I also have awesome critique partners with great attention to detail who will pull me up on anything that doesn’t sound right.
Anyone who wants to be a writer – find yourself critique partners you trust to give you honest opinions and dive deep into your story. They’re absolutely priceless.
Do you read yourself and if so, what is your favorite genre?
Absolutely! You can’t be a great writer without being a great reader. I guarantee you anyone who is passionate enough about books to have a book blog, Bookstagram or Booktok would be able to write a killer book. You pick up so much just from reading which means certain parts of writing will come naturally to you. I’d still recommend a writing course or two to really hone your skills, but being a reader plays such a huge role in being a writer.
My favourite genres are contemporary romance and fantasy romance.

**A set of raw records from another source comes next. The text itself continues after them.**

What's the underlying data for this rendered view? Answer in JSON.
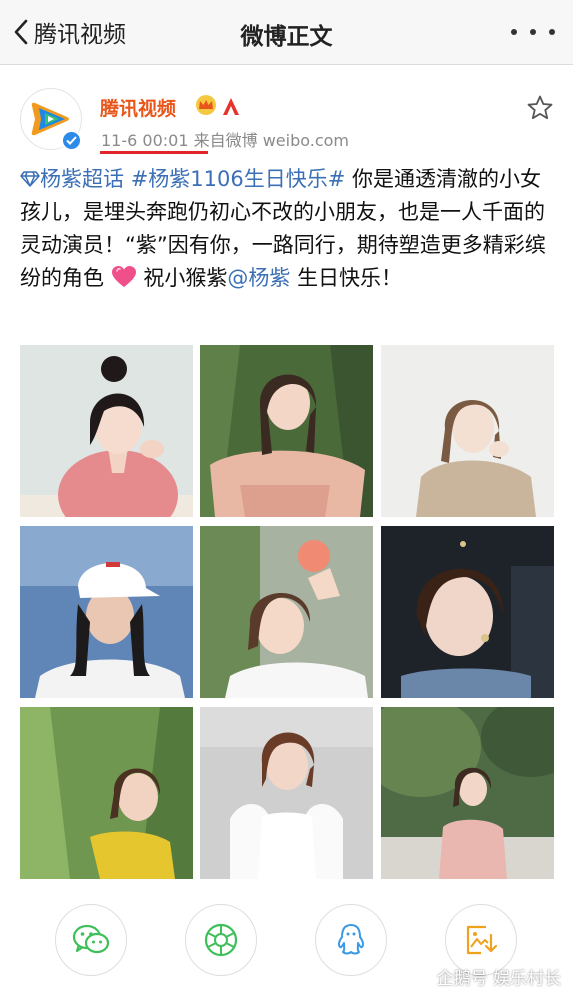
{
  "navbar": {
    "back_label": "腾讯视频",
    "title": "微博正文",
    "back_icon": "chevron-left-icon",
    "more_icon": "more-dots-icon"
  },
  "post": {
    "author": "腾讯视频",
    "timestamp": "11-6 00:01",
    "source": "来自微博 weibo.com",
    "body": {
      "topic1": "杨紫超话",
      "topic2": "#杨紫1106生日快乐#",
      "text1": "你是通透清澈的小女孩儿，是埋头奔跑仍初心不改的小朋友，也是一人千面的灵动演员！“紫”因有你，一路同行，期待塑造更多精彩缤纷的角色",
      "text2": "祝小猴紫",
      "mention": "@杨紫",
      "text3": "生日快乐！"
    },
    "accent_colors": {
      "author": "#e8561a",
      "link": "#3b6fb6",
      "underline": "#e0252b"
    }
  },
  "share": {
    "buttons": [
      "wechat-icon",
      "moments-icon",
      "qq-icon",
      "save-image-icon"
    ]
  },
  "watermark": {
    "text": "企鹅号 娱乐村长"
  }
}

I love everything about contemporary romance. In fantasy romance, I love the villains or morally grey characters. If you write a villain in contemporary romance, they’re usually just an a$$hole. But you write one in fantasy romance and they’re the love interest! I’m here for it.
How long on average does it take you to write a book? Waiting To Score took me two months to write, and probably another month and a half for critique reads, revisions and editing. But this was really fast!

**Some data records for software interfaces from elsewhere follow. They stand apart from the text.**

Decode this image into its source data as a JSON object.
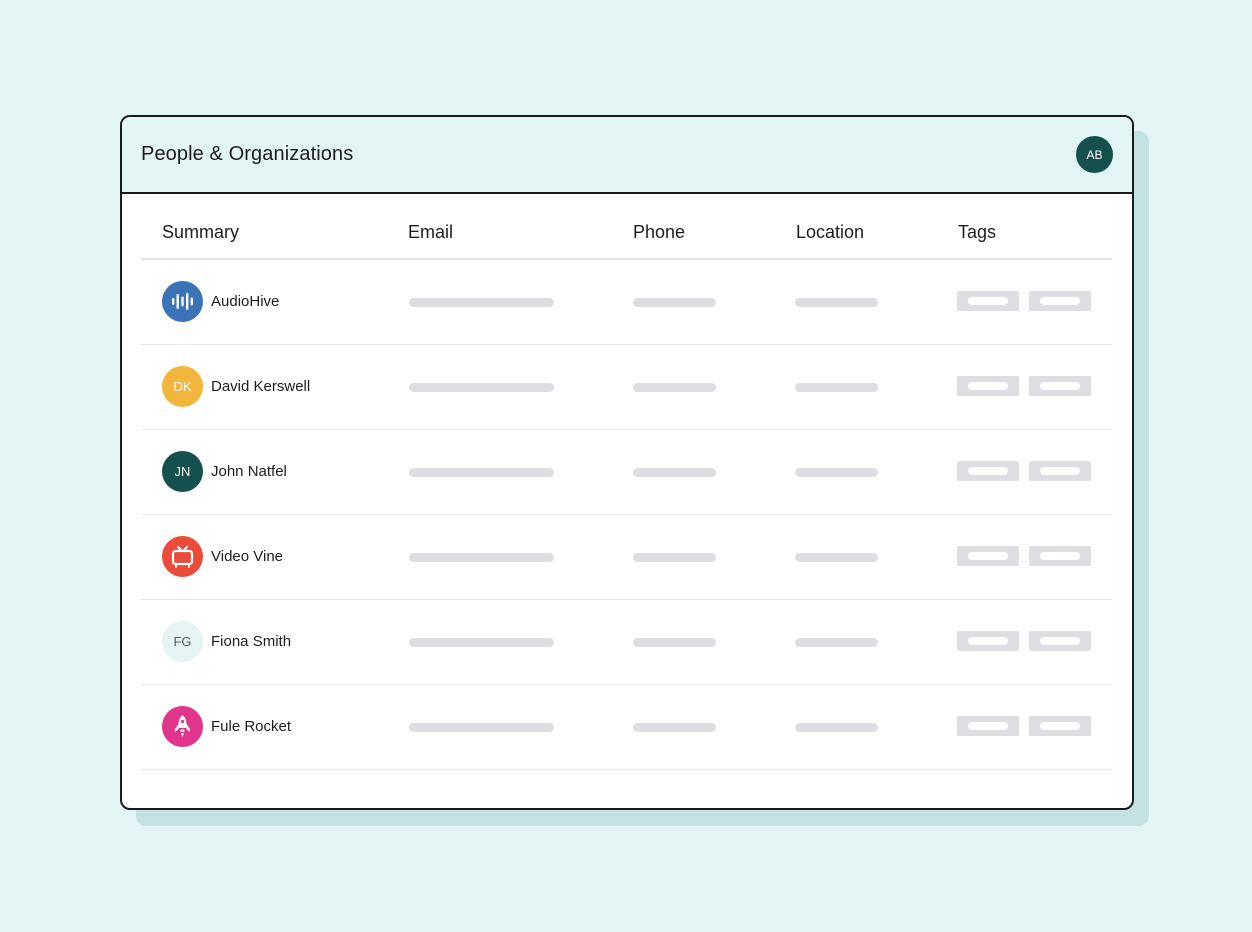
{
  "window": {
    "title": "People & Organizations"
  },
  "user": {
    "initials": "AB"
  },
  "columns": [
    "Summary",
    "Email",
    "Phone",
    "Location",
    "Tags"
  ],
  "rows": [
    {
      "name": "AudioHive",
      "avatar_type": "icon",
      "icon": "audio-wave-icon",
      "color": "#3b73b8"
    },
    {
      "name": "David Kerswell",
      "avatar_type": "initials",
      "initials": "DK",
      "color": "#f1b63b",
      "text_color": "#ffffff"
    },
    {
      "name": "John Natfel",
      "avatar_type": "initials",
      "initials": "JN",
      "color": "#15504d",
      "text_color": "#ffffff"
    },
    {
      "name": "Video Vine",
      "avatar_type": "icon",
      "icon": "tv-icon",
      "color": "#ea4c39"
    },
    {
      "name": "Fiona Smith",
      "avatar_type": "initials",
      "initials": "FG",
      "color": "#e6f4f4",
      "text_color": "#4c5c5c"
    },
    {
      "name": "Fule Rocket",
      "avatar_type": "icon",
      "icon": "rocket-icon",
      "color": "#e0358a"
    }
  ]
}
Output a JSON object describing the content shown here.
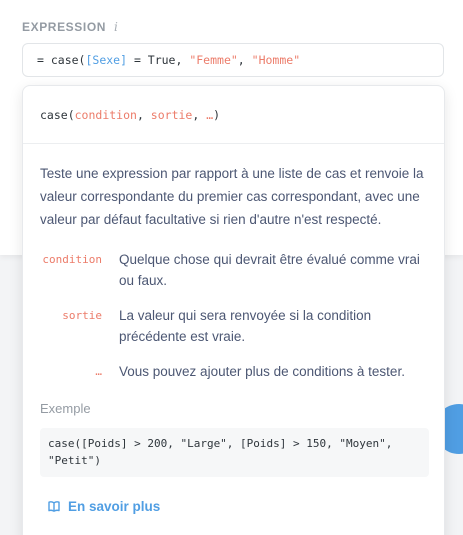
{
  "expression": {
    "label": "EXPRESSION",
    "info_icon": "info-icon",
    "tokens": [
      {
        "text": "= case(",
        "kind": "plain"
      },
      {
        "text": "[Sexe]",
        "kind": "field"
      },
      {
        "text": " = True, ",
        "kind": "plain"
      },
      {
        "text": "\"Femme\"",
        "kind": "string"
      },
      {
        "text": ", ",
        "kind": "plain"
      },
      {
        "text": "\"Homme\"",
        "kind": "string"
      }
    ]
  },
  "help": {
    "signature": {
      "name": "case(",
      "args": [
        "condition",
        "sortie",
        "…"
      ],
      "separator": ", ",
      "close": ")"
    },
    "description": "Teste une expression par rapport à une liste de cas et renvoie la valeur correspondante du premier cas correspondant, avec une valeur par défaut facultative si rien d'autre n'est respecté.",
    "arguments": [
      {
        "name": "condition",
        "description": "Quelque chose qui devrait être évalué comme vrai ou faux."
      },
      {
        "name": "sortie",
        "description": "La valeur qui sera renvoyée si la condition précédente est vraie."
      },
      {
        "name": "…",
        "description": "Vous pouvez ajouter plus de conditions à tester."
      }
    ],
    "example_label": "Exemple",
    "example_code": "case([Poids] > 200, \"Large\", [Poids] > 150, \"Moyen\",\n\"Petit\")",
    "learn_more": "En savoir plus",
    "learn_more_icon": "book-icon"
  },
  "colors": {
    "accent": "#509ee3",
    "argument": "#ec7c6a"
  }
}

I’m ambitious and I set myself the goal of self-publishing a book before the end of 2021. I started writing WTS on September 2 and finished it on November 4. It was then released on December 22. Mission accomplished!
But throw back to my very first manuscript—a young adult fantasy romance—and that took me two writing courses and almost two whole years to finish. Writing takes time, especially when you’re first starting out. It doesn’t matter how long a book takes though, so long as you keep going. Don’t quit. There are readers out there waiting to read your book, you just need to put it in their hands.
I really hoped readers were going to love Waiting To Score, but I’ve been blown away by the response to it. I’m still so shocked when readers make TikToks or Reels or edits about my story and characters. It’s the absolute best!
Do you believe in writer’s block?
Absolutely! But it’s totally self-inflicted. You’re blocked by your own mind, for whatever reason.
I suffered from massive writer’s block straight after Waiting To Score was released. I’d already started on book two and was just under halfway through the manuscript when WTS came out. I absolutely LOVED all the messages from readers asking me when book two was coming, but I put a heap of pressure on myself as a result. Internally I was beating myself up about why I hadn’t already written book two and why it wasn’t ready to go now, but like… with what time?! I have a four-year-old, my husband is a workaholic (in the best way) and I still work part-time in my current job as a journalist. I’m only one person and I can only type so fast or sacrifice so much sleep! It was such harsh self-criticism.
Acknowledging that now didn’t stop me from becoming totally blocked though, which meant writing went from this fun, creative outlet at the end of each day to a massive stressor I suddenly felt like I had to do. And the ideas just would not come.
I took the time to really think about it and shake off that self-inflicted pressure and the words flowed again. I’m now two-thirds done with Shooting To Win and hopefully in a few more weeks it’ll be finished. So, we’re back on track!
What can we expect from you in the future?
More books! Book two in the Pierson University series, Shooting To Win, will be coming out (hopefully) in the next few months. Then book three either later in the year or early next year. And I’m hoping to release a fantasy romance at some point this year too if I’m lucky!